Answer with the number of lines in the listing below that contain the word "MessageToday", and nothing else.
===
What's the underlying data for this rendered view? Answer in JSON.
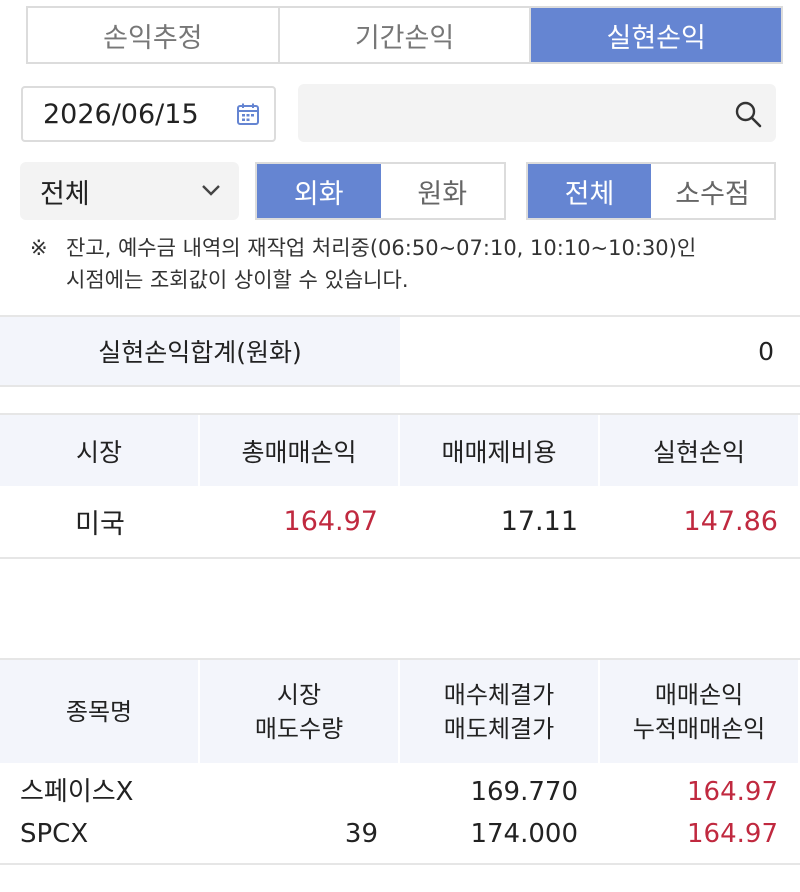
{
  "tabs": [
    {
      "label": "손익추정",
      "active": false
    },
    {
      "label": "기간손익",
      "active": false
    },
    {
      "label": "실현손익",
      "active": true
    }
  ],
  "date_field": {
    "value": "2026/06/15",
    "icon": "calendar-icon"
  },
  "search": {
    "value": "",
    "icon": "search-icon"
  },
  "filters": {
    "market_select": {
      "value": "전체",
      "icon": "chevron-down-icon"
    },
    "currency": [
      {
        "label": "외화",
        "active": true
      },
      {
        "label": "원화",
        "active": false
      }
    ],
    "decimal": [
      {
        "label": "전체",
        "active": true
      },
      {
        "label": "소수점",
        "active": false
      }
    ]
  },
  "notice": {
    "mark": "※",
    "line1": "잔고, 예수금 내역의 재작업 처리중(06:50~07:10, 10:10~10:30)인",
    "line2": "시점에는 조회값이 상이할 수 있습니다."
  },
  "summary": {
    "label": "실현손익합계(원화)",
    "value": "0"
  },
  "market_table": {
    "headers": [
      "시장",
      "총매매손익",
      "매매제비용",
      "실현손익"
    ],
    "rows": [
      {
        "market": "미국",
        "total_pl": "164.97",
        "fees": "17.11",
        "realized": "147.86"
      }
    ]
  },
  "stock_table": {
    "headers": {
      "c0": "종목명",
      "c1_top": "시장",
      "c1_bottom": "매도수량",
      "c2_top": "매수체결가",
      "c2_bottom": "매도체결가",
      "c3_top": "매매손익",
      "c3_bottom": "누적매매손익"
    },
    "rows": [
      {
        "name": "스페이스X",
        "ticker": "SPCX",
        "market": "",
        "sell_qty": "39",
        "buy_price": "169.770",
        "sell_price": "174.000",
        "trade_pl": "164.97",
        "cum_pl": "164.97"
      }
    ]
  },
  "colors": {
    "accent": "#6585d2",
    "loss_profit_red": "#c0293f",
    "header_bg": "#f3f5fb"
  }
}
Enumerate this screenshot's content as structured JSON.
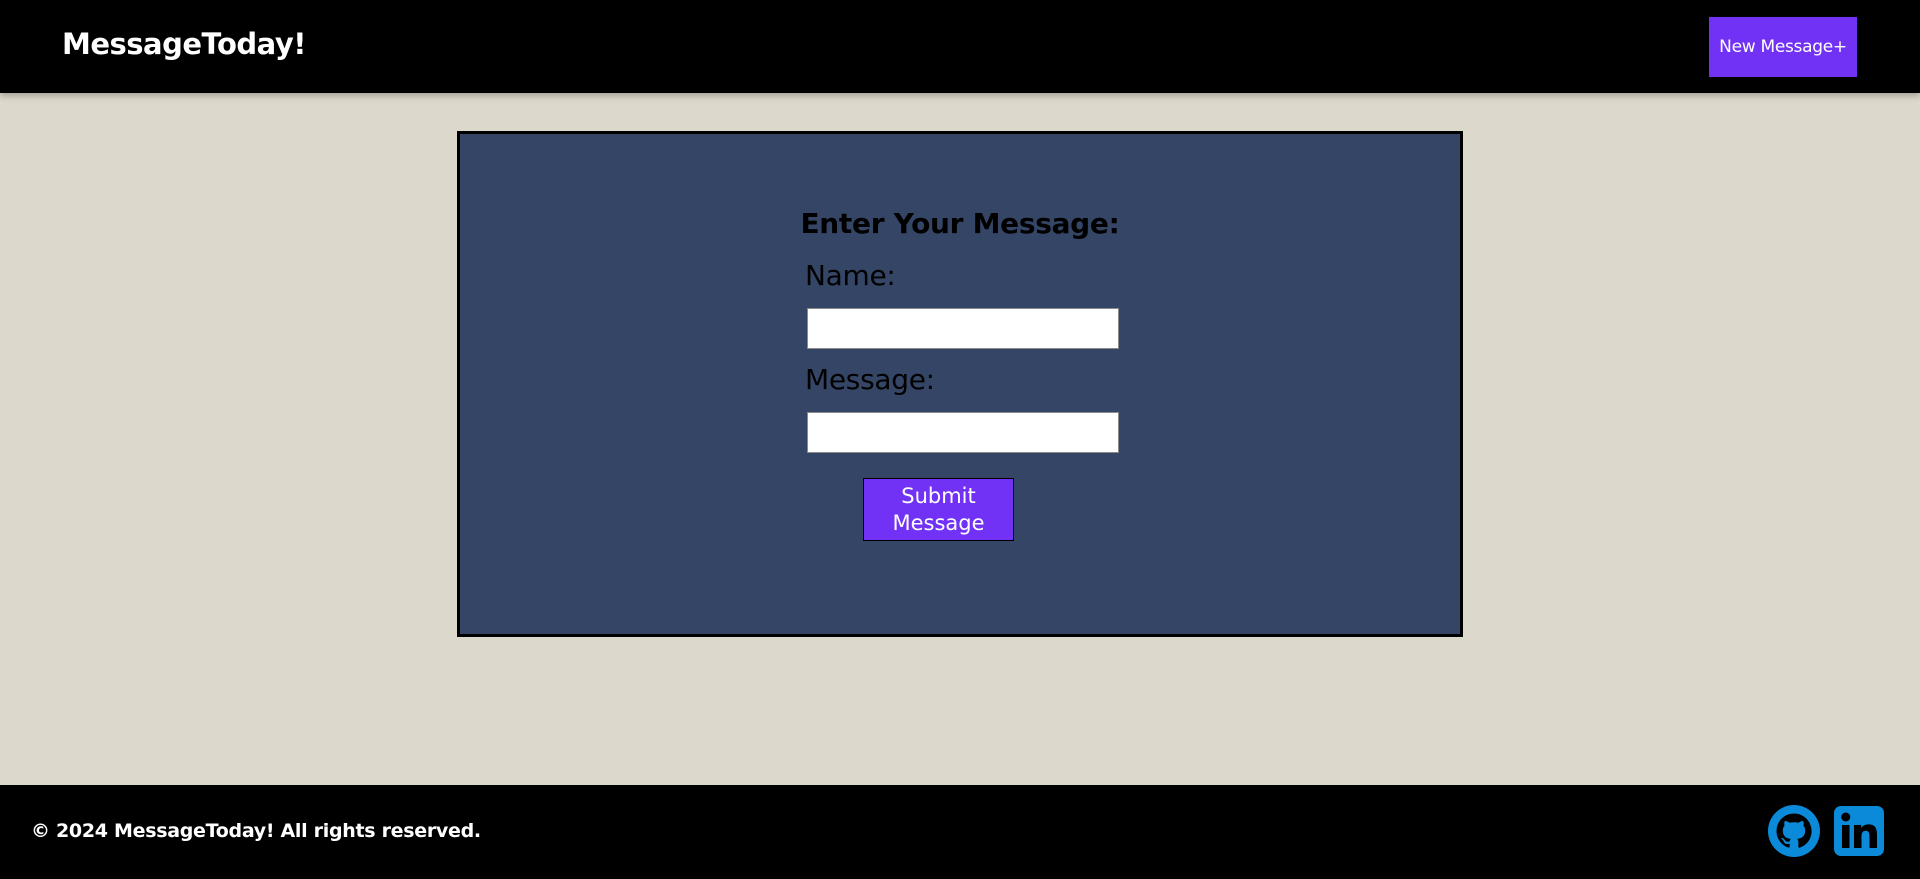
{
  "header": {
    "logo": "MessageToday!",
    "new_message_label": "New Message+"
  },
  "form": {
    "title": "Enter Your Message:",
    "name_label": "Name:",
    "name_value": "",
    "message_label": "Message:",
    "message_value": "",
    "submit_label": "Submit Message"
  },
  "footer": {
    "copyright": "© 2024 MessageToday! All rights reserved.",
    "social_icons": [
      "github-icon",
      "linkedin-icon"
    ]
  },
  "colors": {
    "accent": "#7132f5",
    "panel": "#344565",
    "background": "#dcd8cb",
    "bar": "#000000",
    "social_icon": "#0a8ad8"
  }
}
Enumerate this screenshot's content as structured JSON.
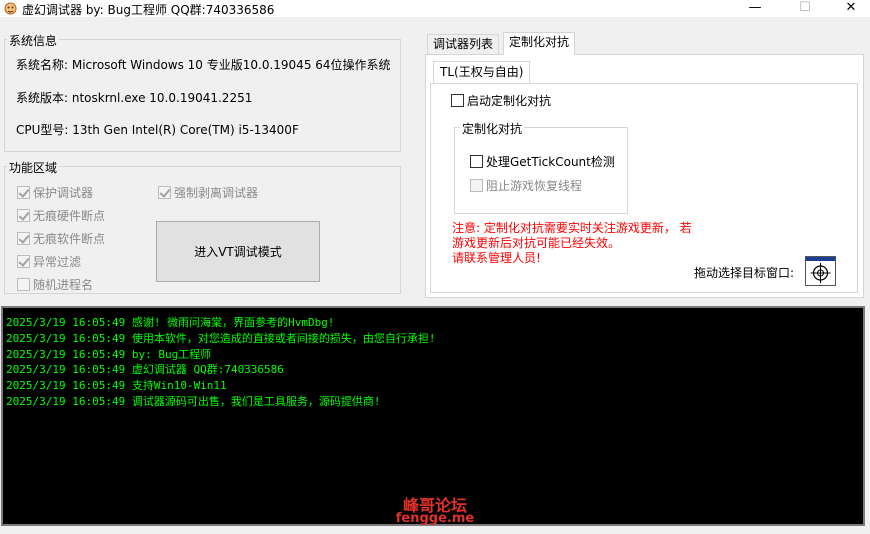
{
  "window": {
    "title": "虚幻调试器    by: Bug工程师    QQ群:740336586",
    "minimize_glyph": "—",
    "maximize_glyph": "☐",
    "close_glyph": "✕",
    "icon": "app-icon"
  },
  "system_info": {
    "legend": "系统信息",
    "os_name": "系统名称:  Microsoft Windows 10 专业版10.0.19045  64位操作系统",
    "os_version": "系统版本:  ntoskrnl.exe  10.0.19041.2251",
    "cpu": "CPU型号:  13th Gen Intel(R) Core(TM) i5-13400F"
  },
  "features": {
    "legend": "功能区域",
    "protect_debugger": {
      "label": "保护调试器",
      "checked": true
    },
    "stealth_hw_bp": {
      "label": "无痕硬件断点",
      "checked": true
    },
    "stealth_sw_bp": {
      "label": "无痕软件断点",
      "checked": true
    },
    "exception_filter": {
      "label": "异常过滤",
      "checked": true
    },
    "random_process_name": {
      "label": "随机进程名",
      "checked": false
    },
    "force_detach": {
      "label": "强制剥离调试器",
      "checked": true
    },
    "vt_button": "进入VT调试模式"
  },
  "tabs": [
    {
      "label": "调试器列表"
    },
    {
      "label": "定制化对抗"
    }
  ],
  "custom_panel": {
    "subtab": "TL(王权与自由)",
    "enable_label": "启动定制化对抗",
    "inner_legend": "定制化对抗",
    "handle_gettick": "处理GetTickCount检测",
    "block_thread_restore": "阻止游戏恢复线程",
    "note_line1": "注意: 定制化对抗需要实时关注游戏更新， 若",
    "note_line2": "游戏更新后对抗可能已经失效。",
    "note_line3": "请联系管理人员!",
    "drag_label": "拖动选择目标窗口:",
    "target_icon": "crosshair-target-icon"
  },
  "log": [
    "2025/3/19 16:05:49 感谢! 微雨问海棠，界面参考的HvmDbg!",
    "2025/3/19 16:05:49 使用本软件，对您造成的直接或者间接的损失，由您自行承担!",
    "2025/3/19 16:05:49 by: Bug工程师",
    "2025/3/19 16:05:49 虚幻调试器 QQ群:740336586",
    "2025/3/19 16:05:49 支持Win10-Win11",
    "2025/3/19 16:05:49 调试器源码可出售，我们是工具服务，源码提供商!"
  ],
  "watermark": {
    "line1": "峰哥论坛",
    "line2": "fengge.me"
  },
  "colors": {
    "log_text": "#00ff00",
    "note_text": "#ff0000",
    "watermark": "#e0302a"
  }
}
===
Written reply:
2